Required action - Give the number of lines in the following entries that contain the word "Epstein", with nothing added.

(Interface dataset entries)
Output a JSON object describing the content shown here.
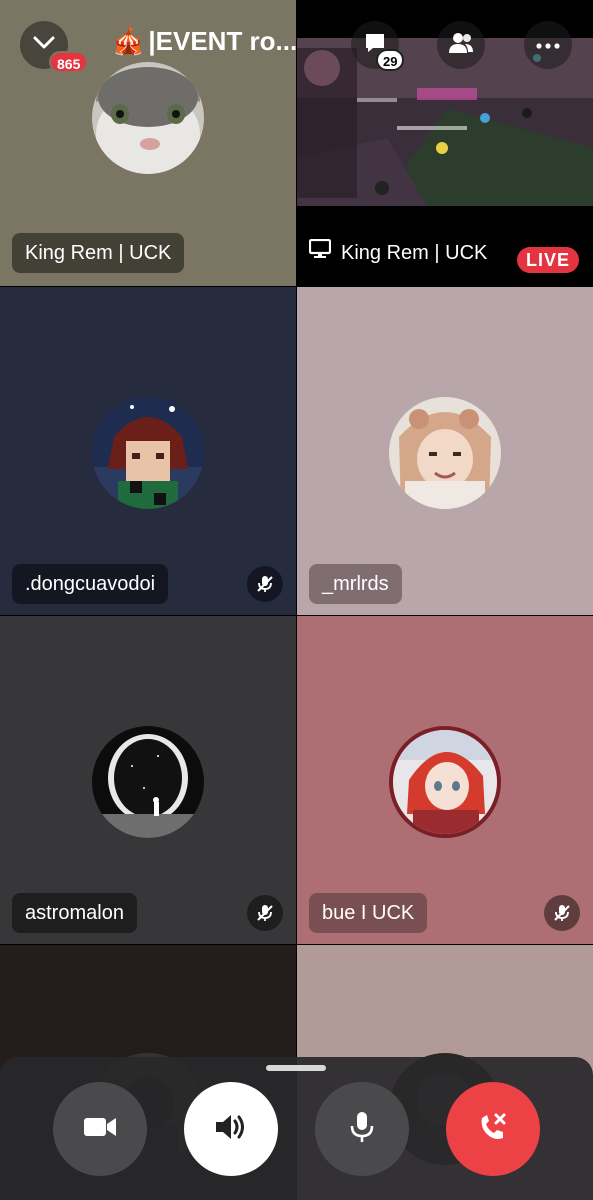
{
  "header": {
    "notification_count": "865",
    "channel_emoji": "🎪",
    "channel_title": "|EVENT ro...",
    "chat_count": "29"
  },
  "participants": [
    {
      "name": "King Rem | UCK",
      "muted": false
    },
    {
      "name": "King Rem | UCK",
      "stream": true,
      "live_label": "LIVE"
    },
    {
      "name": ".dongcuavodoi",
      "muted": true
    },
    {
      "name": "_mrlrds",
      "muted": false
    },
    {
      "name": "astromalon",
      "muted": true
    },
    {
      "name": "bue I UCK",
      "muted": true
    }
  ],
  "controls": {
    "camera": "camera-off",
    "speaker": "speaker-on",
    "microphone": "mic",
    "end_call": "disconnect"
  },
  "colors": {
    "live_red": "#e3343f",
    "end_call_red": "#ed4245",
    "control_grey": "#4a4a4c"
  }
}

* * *

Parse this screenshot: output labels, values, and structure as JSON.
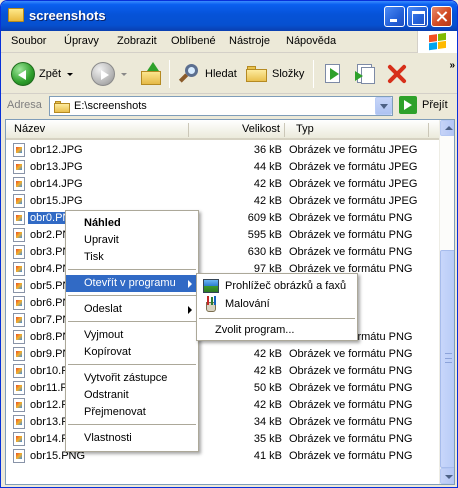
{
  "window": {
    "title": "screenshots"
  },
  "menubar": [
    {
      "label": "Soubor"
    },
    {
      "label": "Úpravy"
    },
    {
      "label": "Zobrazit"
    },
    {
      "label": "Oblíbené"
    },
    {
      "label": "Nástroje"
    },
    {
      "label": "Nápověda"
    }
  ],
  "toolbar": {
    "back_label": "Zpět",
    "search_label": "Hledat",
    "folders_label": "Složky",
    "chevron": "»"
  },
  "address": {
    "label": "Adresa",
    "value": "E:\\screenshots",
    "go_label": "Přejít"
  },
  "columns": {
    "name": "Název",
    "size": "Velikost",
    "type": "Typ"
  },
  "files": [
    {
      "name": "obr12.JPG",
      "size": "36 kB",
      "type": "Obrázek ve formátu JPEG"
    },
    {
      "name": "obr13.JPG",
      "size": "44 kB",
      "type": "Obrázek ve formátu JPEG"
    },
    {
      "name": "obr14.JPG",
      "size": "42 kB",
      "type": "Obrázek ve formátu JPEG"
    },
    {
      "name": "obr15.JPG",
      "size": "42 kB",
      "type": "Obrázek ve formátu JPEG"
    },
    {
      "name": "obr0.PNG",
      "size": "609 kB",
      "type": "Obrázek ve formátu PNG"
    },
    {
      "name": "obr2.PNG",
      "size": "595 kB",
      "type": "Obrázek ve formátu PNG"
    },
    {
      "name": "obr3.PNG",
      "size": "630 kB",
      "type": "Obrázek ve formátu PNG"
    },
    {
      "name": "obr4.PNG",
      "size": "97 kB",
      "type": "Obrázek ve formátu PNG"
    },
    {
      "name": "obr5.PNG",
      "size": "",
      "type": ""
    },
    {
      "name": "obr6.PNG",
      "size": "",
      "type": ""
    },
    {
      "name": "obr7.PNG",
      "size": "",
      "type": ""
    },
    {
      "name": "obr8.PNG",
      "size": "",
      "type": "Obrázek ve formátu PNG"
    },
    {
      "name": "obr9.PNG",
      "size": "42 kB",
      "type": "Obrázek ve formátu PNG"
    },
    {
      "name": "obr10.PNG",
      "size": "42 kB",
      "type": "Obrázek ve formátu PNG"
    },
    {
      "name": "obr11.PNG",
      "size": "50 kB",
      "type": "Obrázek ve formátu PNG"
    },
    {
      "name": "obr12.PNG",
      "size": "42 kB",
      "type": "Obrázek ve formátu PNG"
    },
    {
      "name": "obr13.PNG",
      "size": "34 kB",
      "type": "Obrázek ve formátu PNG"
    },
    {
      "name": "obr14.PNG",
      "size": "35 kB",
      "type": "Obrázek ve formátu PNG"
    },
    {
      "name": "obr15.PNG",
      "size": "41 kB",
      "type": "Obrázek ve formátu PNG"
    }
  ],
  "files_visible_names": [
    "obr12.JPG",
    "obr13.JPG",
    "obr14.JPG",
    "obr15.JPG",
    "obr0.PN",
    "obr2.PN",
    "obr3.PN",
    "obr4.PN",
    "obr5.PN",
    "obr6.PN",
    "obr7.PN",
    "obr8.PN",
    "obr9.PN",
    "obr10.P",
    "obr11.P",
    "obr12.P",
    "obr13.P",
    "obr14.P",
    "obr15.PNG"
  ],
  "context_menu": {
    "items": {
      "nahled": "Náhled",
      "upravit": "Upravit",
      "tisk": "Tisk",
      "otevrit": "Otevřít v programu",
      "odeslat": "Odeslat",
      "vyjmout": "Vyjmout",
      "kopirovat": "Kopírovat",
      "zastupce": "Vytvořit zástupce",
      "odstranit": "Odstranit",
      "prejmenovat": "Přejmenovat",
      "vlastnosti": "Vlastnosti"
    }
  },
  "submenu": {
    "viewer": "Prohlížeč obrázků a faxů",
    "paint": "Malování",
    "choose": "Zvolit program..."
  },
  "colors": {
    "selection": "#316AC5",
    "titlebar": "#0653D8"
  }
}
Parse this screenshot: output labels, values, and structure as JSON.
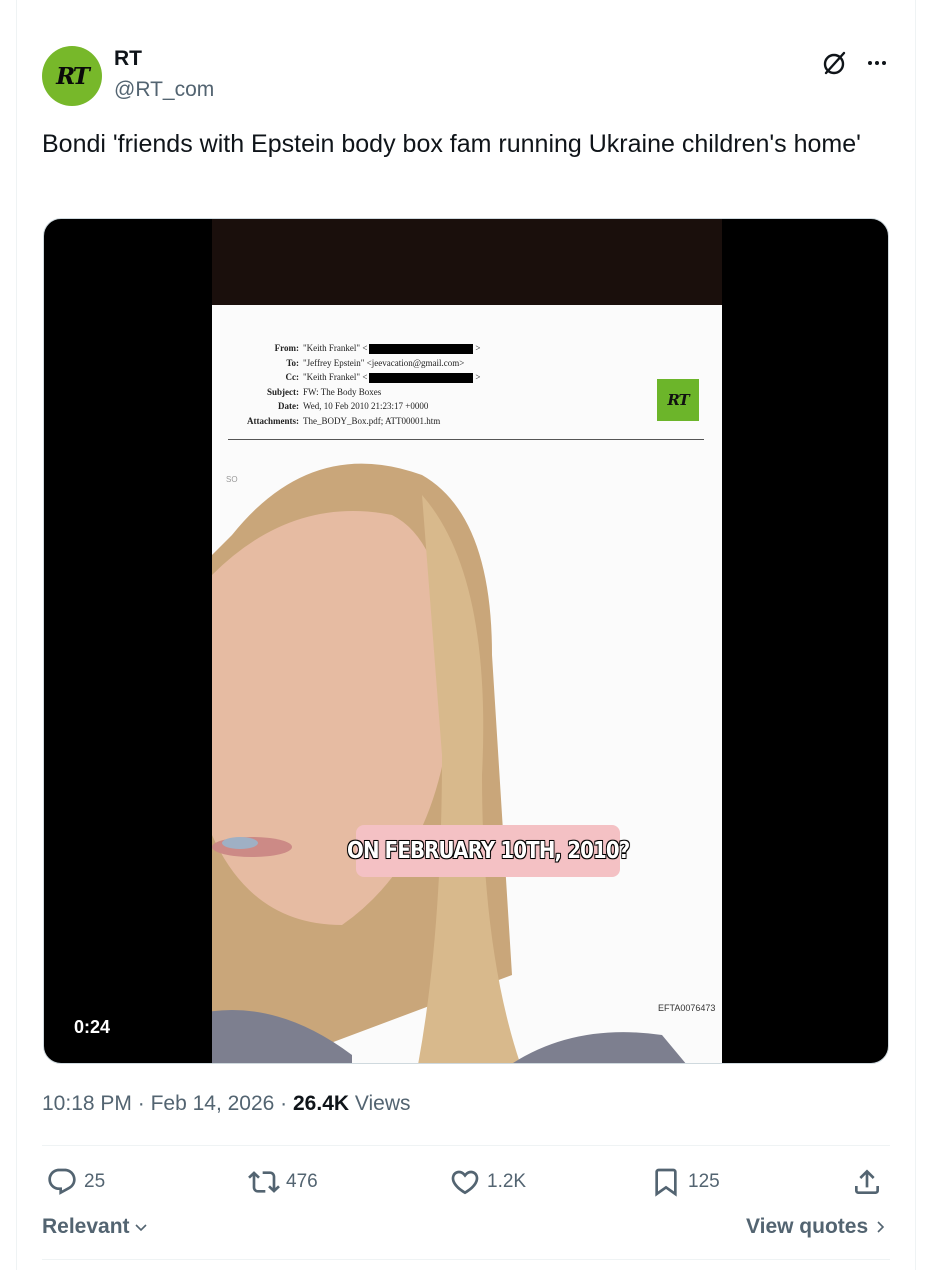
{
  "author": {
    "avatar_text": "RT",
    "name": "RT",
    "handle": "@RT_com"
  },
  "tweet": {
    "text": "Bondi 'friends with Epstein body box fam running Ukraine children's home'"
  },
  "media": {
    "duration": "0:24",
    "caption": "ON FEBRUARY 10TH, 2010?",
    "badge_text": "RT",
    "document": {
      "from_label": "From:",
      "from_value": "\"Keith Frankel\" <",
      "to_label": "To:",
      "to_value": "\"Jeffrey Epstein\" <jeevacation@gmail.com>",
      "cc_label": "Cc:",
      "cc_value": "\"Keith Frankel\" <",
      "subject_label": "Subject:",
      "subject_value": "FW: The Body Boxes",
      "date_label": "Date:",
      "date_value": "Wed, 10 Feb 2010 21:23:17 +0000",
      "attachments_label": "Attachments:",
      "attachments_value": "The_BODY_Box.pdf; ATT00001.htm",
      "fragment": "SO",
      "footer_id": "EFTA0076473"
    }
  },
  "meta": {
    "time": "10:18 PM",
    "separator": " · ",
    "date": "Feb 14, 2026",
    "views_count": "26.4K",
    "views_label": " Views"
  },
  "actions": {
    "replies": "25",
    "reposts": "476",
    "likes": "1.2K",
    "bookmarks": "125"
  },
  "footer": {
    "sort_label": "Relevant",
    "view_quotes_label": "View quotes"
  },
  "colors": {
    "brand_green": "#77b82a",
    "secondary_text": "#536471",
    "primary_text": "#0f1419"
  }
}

Output below - 2